During university, I knew I was interested in human behaviour and healthcare, and was open to a range of career options that would help me combine the two. For a long time, I thought this would limit me to clinical or academic settings. This changed in the final year when I took a paper on Psychology and Social Issues, where we delved into the real-world applications of behavioural science. I was lucky to be lectured by Dr. Helena Rubinstein who founded the behavioural science team here at Innovia Technology.
I quickly realised that working in behavioural science consulting would allow me to apply the research skills I had learned during university, and work on exciting projects (including those in healthcare) with global clients. So I applied after graduating and was delighted when I got the job. At Innovia, we use behavioural science to solve challenges in the front end of innovation. This often means our clients come to us for help in developing a new product/service, or improving an existing one. We don’t work in silos - most of our projects involve working with designers, life scientists, physicists and engineers to create holistic, multi-disciplinary solutions. I love this aspect of my work as it means I’m always learning something new - since joining, I’ve learned about the physics that makes a potato crisp crispy, the physiology of pain, and the biochemistry of faster wound healing.
Behavioural science is a fast-growing field.

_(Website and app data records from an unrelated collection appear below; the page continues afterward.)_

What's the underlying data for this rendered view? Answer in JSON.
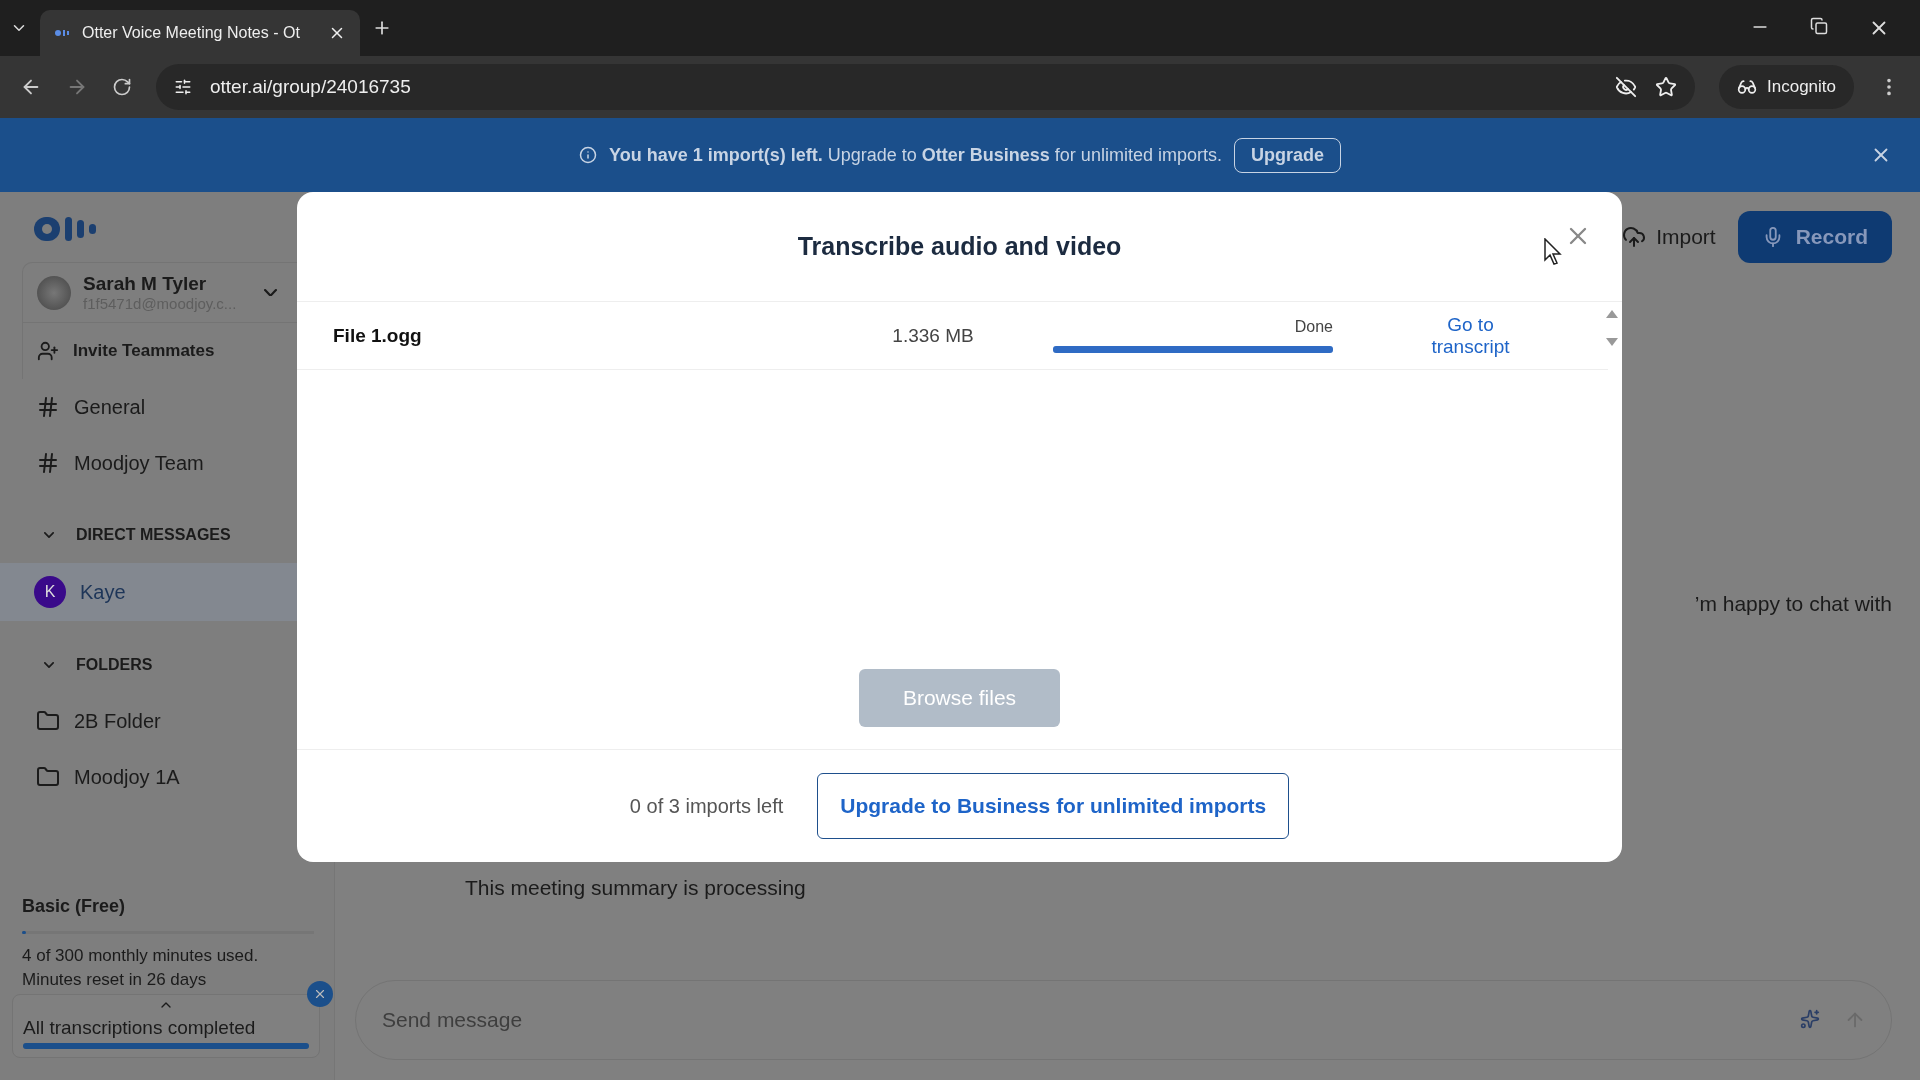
{
  "browser": {
    "tab_title": "Otter Voice Meeting Notes - Ot",
    "url": "otter.ai/group/24016735",
    "incognito": "Incognito"
  },
  "banner": {
    "text": "**You have 1 import(s) left.** Upgrade to **Otter Business** for unlimited imports.",
    "button": "Upgrade"
  },
  "sidebar": {
    "user": {
      "name": "Sarah M Tyler",
      "email": "f1f5471d@moodjoy.c..."
    },
    "invite": "Invite Teammates",
    "channels": [
      {
        "name": "General"
      },
      {
        "name": "Moodjoy Team"
      }
    ],
    "direct_messages": {
      "title": "DIRECT MESSAGES",
      "expanded": true,
      "items": [
        {
          "initial": "K",
          "name": "Kaye",
          "selected": true
        }
      ]
    },
    "folders": {
      "title": "FOLDERS",
      "expanded": true,
      "items": [
        {
          "name": "2B Folder"
        },
        {
          "name": "Moodjoy 1A"
        }
      ]
    },
    "plan": {
      "name": "Basic (Free)",
      "level": 0.013,
      "usage": "4 of 300 monthly minutes used.",
      "reset": "Minutes reset in 26 days"
    },
    "toast": {
      "text": "All transcriptions completed",
      "level": 1
    }
  },
  "header": {
    "import": "Import",
    "record": "Record"
  },
  "chat": {
    "snippet": "’m happy to chat with",
    "processing": "This meeting summary is processing",
    "placeholder": "Send message"
  },
  "modal": {
    "title": "Transcribe audio and video",
    "files": [
      {
        "name": "File 1.ogg",
        "size": "1.336 MB",
        "status": "Done",
        "level": 1,
        "link": "Go to transcript"
      }
    ],
    "browse": {
      "label": "Browse files",
      "disabled": true
    },
    "imports_left": "0 of 3 imports left",
    "upgrade": "Upgrade to Business for unlimited imports"
  }
}
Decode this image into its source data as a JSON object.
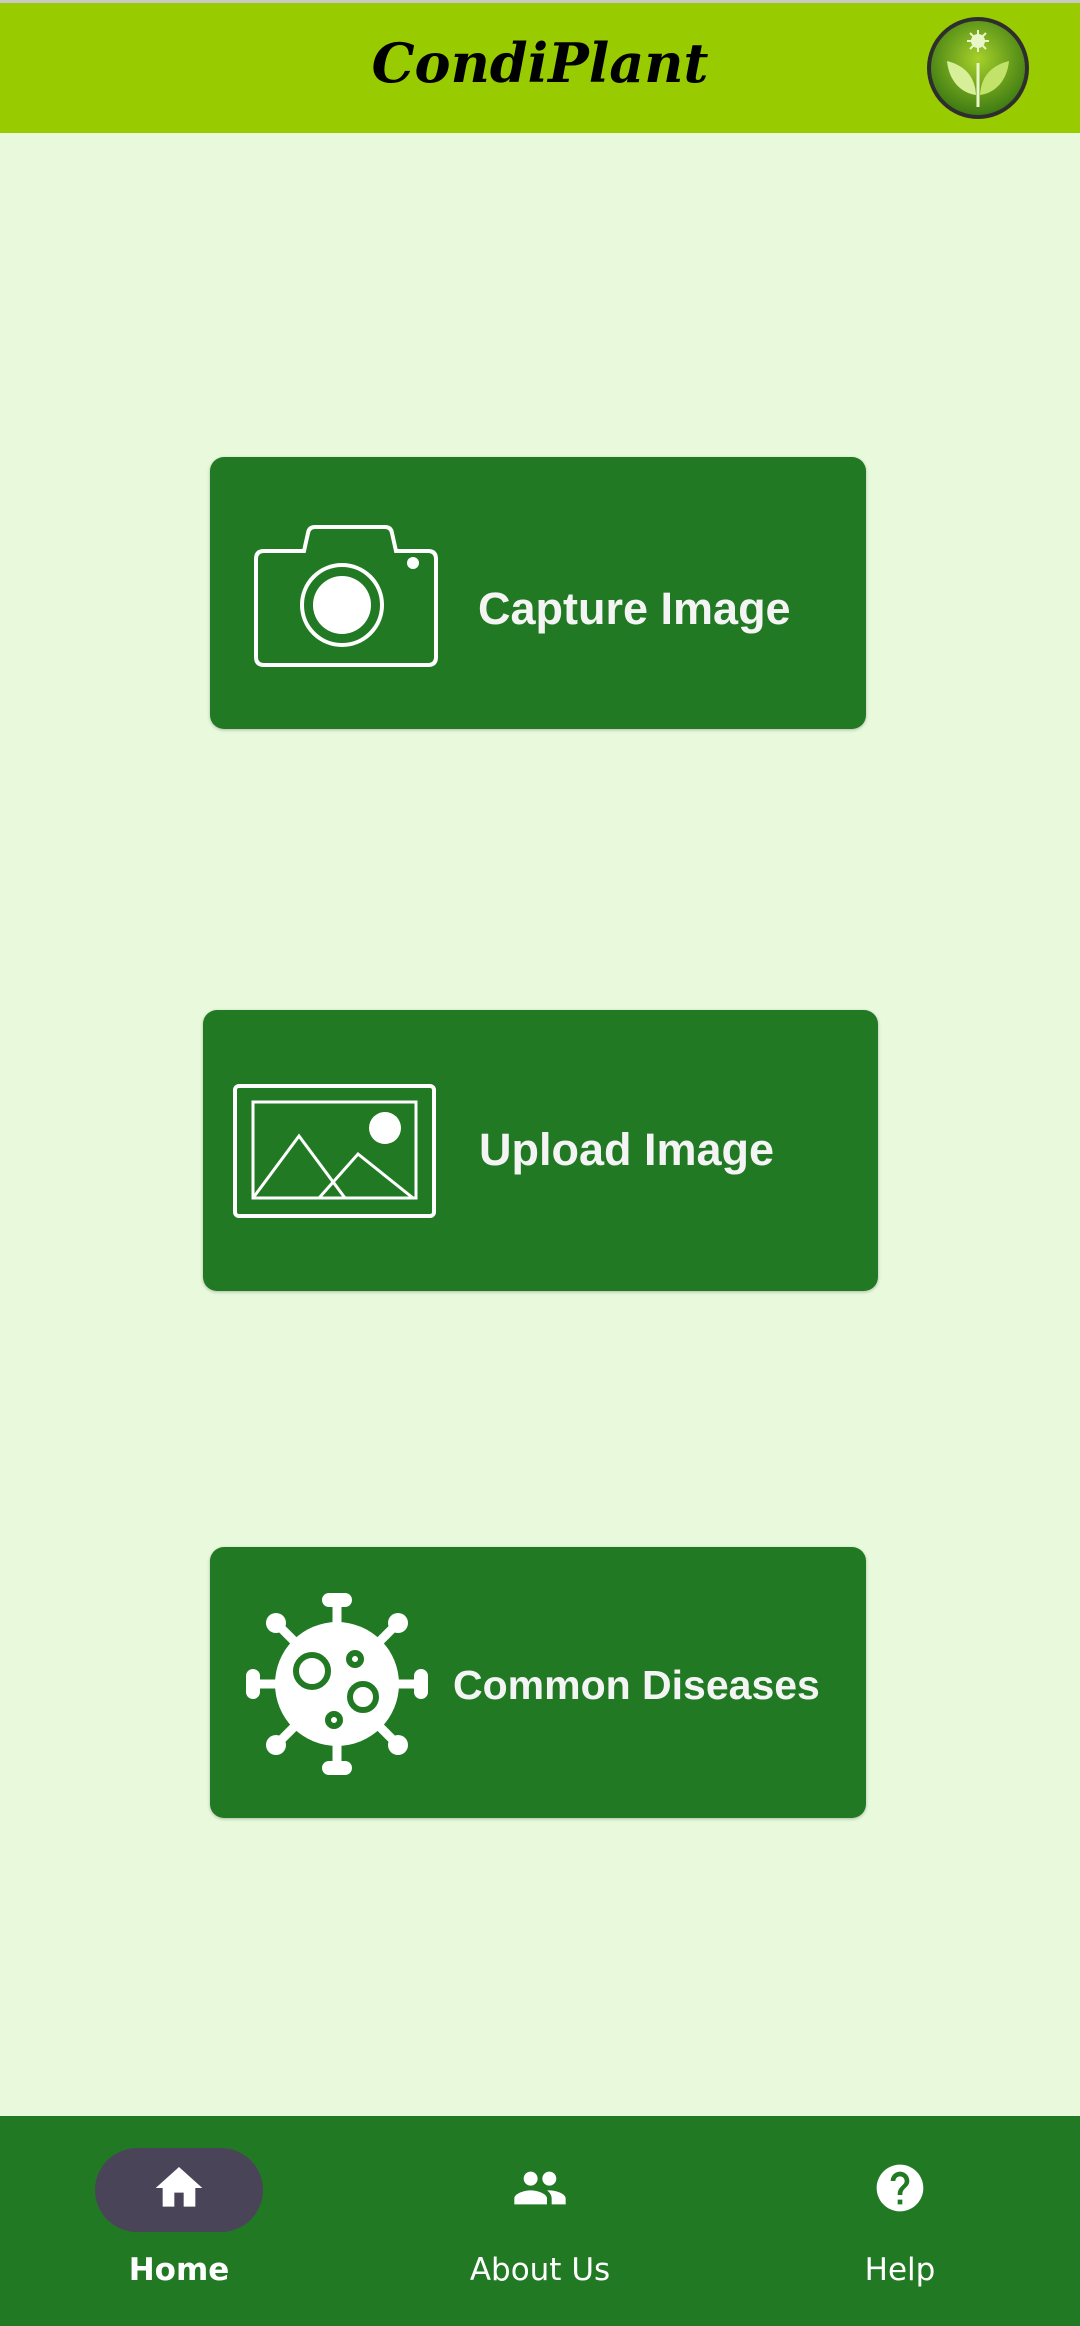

Many companies around the world are just starting to set up behavioural science teams, and it is very exciting to work in a field that is ever changing (if a bit tedious to keep up with all the new literature!). It has applications in lots of different sectors ranging from fast-moving consumer goods, technology, food, apparel, and sustainability. There is a lot of variety in the type of work we do - one of my projects involved carrying out qualitative research to help a client understand ways to make consumers feel more comfortable programming robots (the answer is complicated but adding a human element like humour helps). Another involved creating communication concepts to help consumers understand complex forest-management practices.
I’ve also had the chance to work on several healthcare projects, some even allowing me to directly work with patients, caregivers, and healthcare practitioners. We use a range of research skills in our daily work; most projects typically start with building a research hypothesis and gaining an understanding of existing research through literature reviews. For projects where we do our own research, we go through a series of steps: preparing for primary research (e.g., designing questionnaires or interview discussion guides), data collection (running surveys and interviews), and data analysis. Throughout this process, we use behavioural models such as COM-B and TDF to shape our understanding of behaviour (sometimes creating our own models if needed). The final (and in my opinion, most exciting) stage is using our insights and findings to create recommendations that we present to the client.
My advice to female scientists interested in research but not sure where to start: reach out to people who work in areas you are interested in – lots of people would be more than happy to help you and are often only a Linkedin message/email away. Use internships and placements to get a feel for different settings: academic labs, think-tanks, and consultancies all offer research-heavy jobs that can vary widely in the day-to-day tasks you’ll be doing (some pre-uni schemes like the Nuffield Research Placements are a great way of doing this). This should give you an idea of the pace and type of tasks you enjoy. Most importantly, keep exploring! It’s okay to not have all the answers about what type of work you want to do for the rest of your life.
Psychological and Behavioural Sciences, Cambridge Alumna
Innovation Consultant (Behavioural Science) at Innovia Technology